__WHAT IS EXPECTED__
I need every line of the material below that includes the string "icon".

__MATERIAL FOR THIS EXERCISE__

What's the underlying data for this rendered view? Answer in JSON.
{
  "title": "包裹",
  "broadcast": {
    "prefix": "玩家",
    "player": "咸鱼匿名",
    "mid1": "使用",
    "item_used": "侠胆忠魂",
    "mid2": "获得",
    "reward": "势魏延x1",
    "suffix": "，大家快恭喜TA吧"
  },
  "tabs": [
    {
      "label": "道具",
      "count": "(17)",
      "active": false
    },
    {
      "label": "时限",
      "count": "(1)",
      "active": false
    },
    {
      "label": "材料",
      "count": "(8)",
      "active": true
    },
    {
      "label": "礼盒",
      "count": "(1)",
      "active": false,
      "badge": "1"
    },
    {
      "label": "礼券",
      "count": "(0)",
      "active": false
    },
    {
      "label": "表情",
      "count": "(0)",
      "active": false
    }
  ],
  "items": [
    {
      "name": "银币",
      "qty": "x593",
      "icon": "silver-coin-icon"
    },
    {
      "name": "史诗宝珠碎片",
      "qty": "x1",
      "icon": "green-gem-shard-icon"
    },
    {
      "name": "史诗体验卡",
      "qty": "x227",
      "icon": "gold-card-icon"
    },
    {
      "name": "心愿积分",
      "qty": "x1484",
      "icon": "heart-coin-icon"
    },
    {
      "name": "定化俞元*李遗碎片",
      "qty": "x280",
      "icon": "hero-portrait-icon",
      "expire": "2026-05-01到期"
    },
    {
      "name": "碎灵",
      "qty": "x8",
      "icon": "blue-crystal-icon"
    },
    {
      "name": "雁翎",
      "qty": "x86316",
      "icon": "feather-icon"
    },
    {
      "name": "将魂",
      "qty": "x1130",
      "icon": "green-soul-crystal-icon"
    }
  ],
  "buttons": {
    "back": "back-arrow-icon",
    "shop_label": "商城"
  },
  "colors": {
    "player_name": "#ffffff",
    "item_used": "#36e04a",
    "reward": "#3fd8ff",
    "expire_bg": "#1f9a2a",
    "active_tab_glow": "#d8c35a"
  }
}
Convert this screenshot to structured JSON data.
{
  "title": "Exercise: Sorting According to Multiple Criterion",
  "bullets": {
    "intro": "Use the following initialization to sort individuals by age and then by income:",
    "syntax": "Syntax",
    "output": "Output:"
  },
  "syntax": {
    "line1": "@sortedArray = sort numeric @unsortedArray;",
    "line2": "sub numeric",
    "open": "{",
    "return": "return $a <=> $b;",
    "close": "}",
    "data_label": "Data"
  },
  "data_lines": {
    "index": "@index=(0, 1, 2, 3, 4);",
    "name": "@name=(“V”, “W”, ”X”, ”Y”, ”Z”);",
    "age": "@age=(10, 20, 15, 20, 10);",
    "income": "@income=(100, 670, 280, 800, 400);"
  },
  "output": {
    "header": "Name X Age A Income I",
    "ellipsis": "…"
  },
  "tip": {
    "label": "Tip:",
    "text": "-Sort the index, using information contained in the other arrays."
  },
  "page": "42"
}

__TASK RESPONSE__
      "icon": "silver-coin-icon"
      "icon": "green-gem-shard-icon"
      "icon": "gold-card-icon"
      "icon": "heart-coin-icon"
      "icon": "hero-portrait-icon",
      "icon": "blue-crystal-icon"
      "icon": "feather-icon"
      "icon": "green-soul-crystal-icon"
    "back": "back-arrow-icon",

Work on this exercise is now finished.